Rebel’s energy recovery wheel draws 60% more humidity from the air stream for substantial energy savings and improved student comfort.
Bethel University administrators and its students are pleased with the comfort levels. Broz said the difference in humidity levels across the two buildings was dramatic in the early operation of the new Rebels in one residence hall versus the other that still operated with the original rooftop equipment. “We’ve maintained everything below 55% humidity with the Rebel unit. With our existing equipment, we were well over 80% humidity throughout the building space, even with the fan coils in the dorm rooms, because various doors are left open.”
Quiet, unimpeded operation adds additional quality to the student’s studying and living conditions.

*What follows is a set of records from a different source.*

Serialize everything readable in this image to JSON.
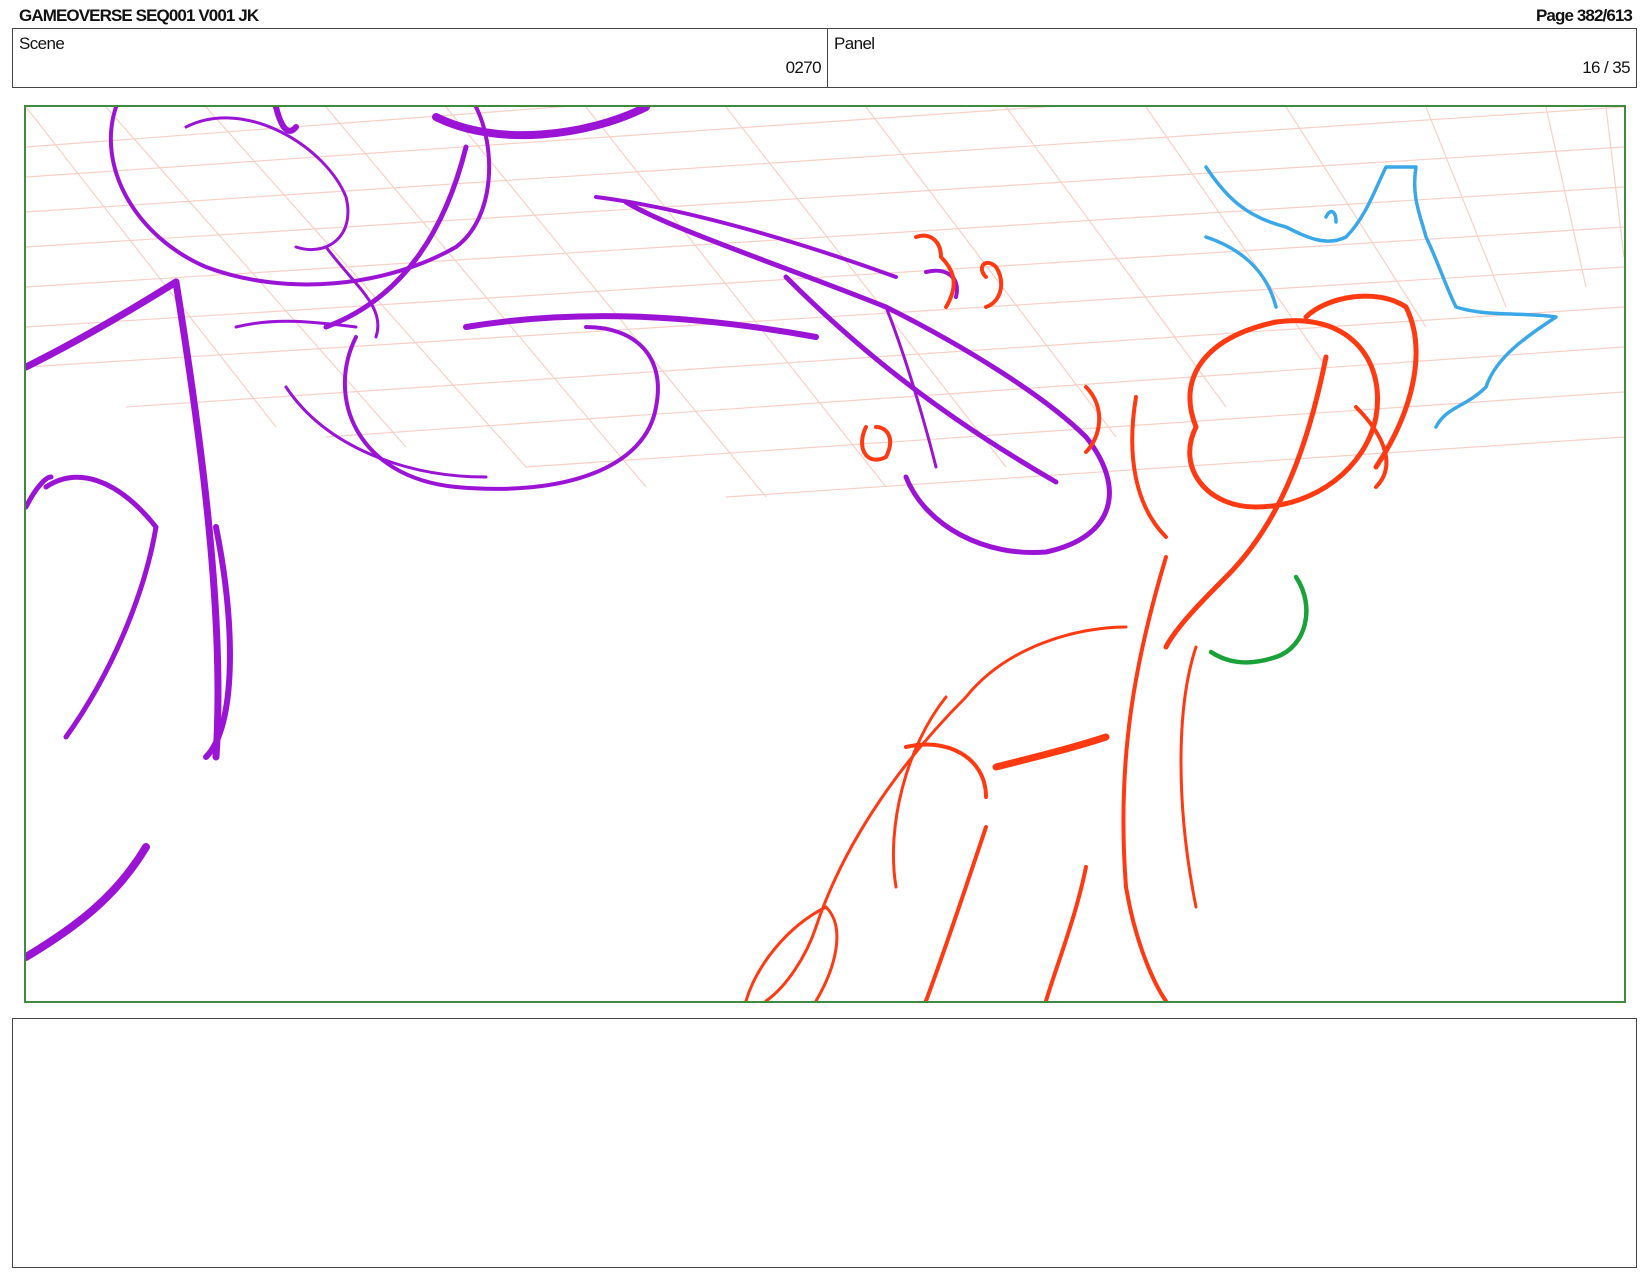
{
  "header": {
    "title": "GAMEOVERSE SEQ001 V001 JK",
    "page": "Page 382/613"
  },
  "info": {
    "scene_label": "Scene",
    "scene_value": "0270",
    "panel_label": "Panel",
    "panel_value": "16 / 35"
  },
  "panel_image": {
    "description_icon": "storyboard-sketch",
    "colors": {
      "frame_border": "#3f8a3f",
      "grid": "#f7c8bd",
      "character_left": "#9b14d6",
      "character_right": "#ff3a12",
      "impact_burst": "#3aa8e8",
      "accent": "#1aa23a"
    }
  },
  "notes": {
    "text": ""
  }
}
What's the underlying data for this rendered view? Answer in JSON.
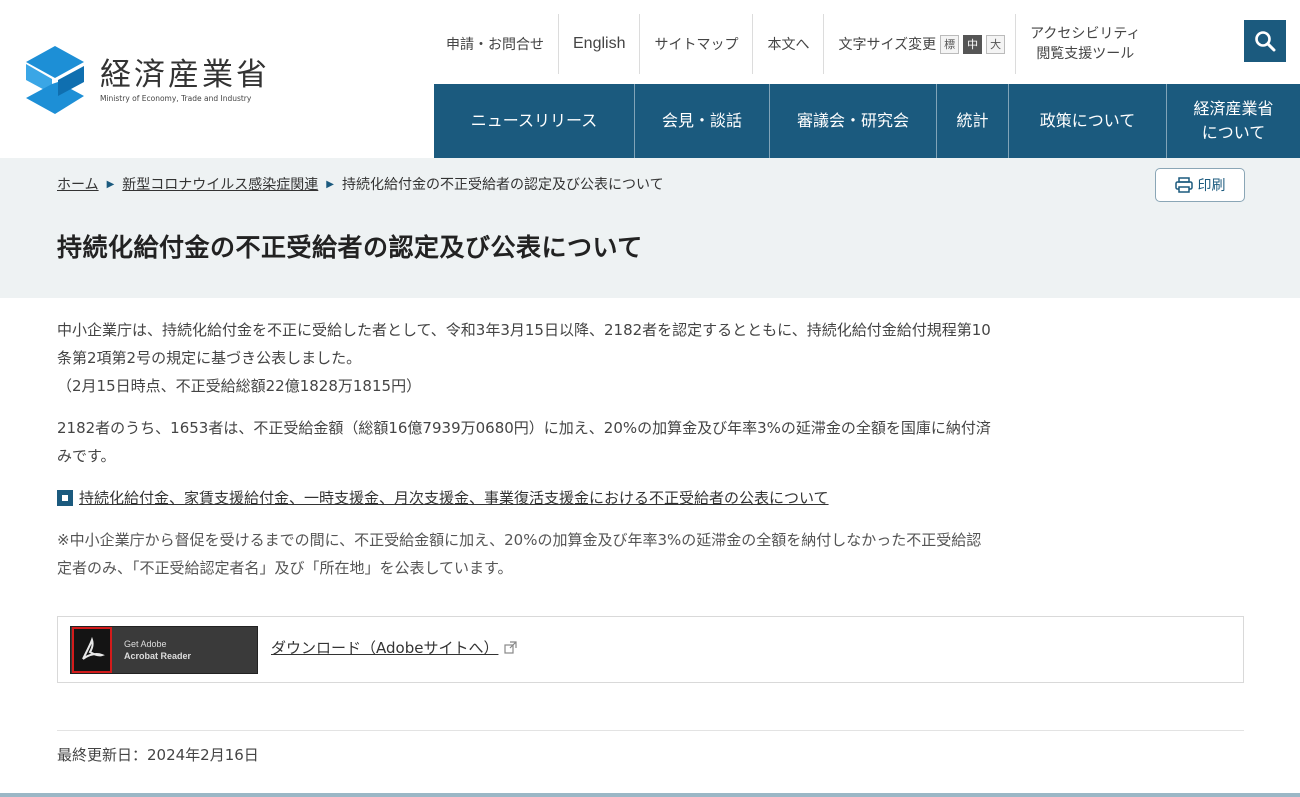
{
  "header": {
    "logo": {
      "name": "経済産業省",
      "name_en": "Ministry of Economy, Trade and Industry"
    },
    "utility_links": [
      {
        "label": "申請・お問合せ"
      },
      {
        "label": "English"
      },
      {
        "label": "サイトマップ"
      },
      {
        "label": "本文へ"
      }
    ],
    "font_size": {
      "label": "文字サイズ変更",
      "options": [
        "標",
        "中",
        "大"
      ],
      "selected": "中"
    },
    "accessibility": {
      "line1": "アクセシビリティ",
      "line2": "閲覧支援ツール"
    },
    "search_icon": "search-icon",
    "global_nav": [
      {
        "label": "ニュースリリース"
      },
      {
        "label": "会見・談話"
      },
      {
        "label": "審議会・研究会"
      },
      {
        "label": "統計"
      },
      {
        "label": "政策について"
      },
      {
        "label": "経済産業省\nについて"
      }
    ]
  },
  "breadcrumb": {
    "items": [
      "ホーム",
      "新型コロナウイルス感染症関連"
    ],
    "current": "持続化給付金の不正受給者の認定及び公表について"
  },
  "print_button": {
    "label": "印刷",
    "icon": "printer-icon"
  },
  "page_title": "持続化給付金の不正受給者の認定及び公表について",
  "content": {
    "para1_line1": "中小企業庁は、持続化給付金を不正に受給した者として、令和3年3月15日以降、2182者を認定するとともに、持続化給付金給付規程第10",
    "para1_line2": "条第2項第2号の規定に基づき公表しました。",
    "para1_line3": "（2月15日時点、不正受給総額22億1828万1815円）",
    "para2_line1": "2182者のうち、1653者は、不正受給金額（総額16億7939万0680円）に加え、20%の加算金及び年率3%の延滞金の全額を国庫に納付済",
    "para2_line2": "みです。",
    "link_label": "持続化給付金、家賃支援給付金、一時支援金、月次支援金、事業復活支援金における不正受給者の公表について",
    "note_line1": "※中小企業庁から督促を受けるまでの間に、不正受給金額に加え、20%の加算金及び年率3%の延滞金の全額を納付しなかった不正受給認",
    "note_line2": "定者のみ、「不正受給認定者名」及び「所在地」を公表しています。"
  },
  "adobe": {
    "badge_line1": "Get Adobe",
    "badge_line2": "Acrobat Reader",
    "download_label": "ダウンロード（Adobeサイトへ）"
  },
  "last_updated": "最終更新日：2024年2月16日",
  "colors": {
    "brand": "#1b5a7e",
    "band": "#eef2f3",
    "logo_blue": "#1d8fd6"
  }
}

Broz notes that the extremely low-audible output of the Rebel units goes unnoticed by students. “The Rebel units are very quiet due to the inverter compressor technology,” he says.
Intelligent Equipment® remotely benchmarks performance and operation for 24/7 control.
Energy savings are significant given reduced natural gas consumption with less reliance on the chiller plants that serve the complex, as well as the reduced electrical consumption of the Rebels versus existing rooftops. Notably, the ERW technology on the Rebels (which heats up outside air) provides significant energy savings especially during Minnesota’s cold winter months.
“In the winter, we’ll use Intelligent Equipment to look at the energy side to optimize use of the energy wheels, instead of using building heat, especially as it relates to the restrooms and showers. In the summer, we use Intelligent Equipment to see if we’re doing an effective job of keeping the dewpoint and humidity at low levels,” Broz said.
Broz values the level of detail available on Intelligent Equipment and primarily accesses the solution from his laptop at the office, with the option to access on his smartphone. He recommends Daikin for not only HVAC equipment, but also service solutions, adding, “The Daikin Service Group crew is very good and we appreciate that they call to make sure the equipment is running well.”
In addition to the existing three Rebel units, Bethel University recently received delivery of a 4-ton Rebel rooftop unit to serve its new, state-of-the-art Wellness Center that houses its fitness center and exercise science program, opening fall 2015.